Web page and app entries
=== Section Start ===

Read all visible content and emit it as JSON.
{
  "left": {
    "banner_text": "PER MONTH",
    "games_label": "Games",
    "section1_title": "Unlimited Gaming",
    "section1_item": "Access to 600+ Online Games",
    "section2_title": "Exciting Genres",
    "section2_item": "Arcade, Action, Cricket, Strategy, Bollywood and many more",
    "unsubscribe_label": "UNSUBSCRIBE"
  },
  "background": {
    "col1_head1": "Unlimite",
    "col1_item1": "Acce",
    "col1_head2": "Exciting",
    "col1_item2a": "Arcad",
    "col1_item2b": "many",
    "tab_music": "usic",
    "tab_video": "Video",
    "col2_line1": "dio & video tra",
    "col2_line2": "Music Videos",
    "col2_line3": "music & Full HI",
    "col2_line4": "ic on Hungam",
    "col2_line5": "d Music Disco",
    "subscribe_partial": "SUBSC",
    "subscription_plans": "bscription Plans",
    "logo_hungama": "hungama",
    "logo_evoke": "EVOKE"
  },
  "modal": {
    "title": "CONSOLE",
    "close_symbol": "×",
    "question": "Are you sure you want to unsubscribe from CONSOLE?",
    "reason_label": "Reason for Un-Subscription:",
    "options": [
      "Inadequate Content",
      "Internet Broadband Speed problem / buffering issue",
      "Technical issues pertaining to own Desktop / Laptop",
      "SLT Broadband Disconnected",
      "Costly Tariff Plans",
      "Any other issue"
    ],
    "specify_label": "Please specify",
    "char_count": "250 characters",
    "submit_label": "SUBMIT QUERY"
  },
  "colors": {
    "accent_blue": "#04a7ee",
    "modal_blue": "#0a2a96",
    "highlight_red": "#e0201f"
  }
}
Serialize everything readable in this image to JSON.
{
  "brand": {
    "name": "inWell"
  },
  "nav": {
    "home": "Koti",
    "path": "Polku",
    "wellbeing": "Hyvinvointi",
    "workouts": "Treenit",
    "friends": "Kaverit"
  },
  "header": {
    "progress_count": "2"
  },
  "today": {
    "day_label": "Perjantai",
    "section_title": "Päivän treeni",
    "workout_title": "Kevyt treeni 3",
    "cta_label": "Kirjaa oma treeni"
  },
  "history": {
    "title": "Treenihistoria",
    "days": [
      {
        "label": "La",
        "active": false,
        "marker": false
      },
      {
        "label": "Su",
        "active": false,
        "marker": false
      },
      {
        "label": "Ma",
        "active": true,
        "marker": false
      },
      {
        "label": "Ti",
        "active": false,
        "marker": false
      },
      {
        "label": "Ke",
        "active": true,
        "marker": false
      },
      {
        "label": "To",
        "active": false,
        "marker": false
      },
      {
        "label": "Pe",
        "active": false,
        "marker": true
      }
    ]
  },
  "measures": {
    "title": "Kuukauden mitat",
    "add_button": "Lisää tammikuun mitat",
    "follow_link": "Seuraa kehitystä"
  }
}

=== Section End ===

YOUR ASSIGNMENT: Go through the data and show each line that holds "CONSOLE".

OUTPUT BELOW:
    "title": "CONSOLE",
    "question": "Are you sure you want to unsubscribe from CONSOLE?",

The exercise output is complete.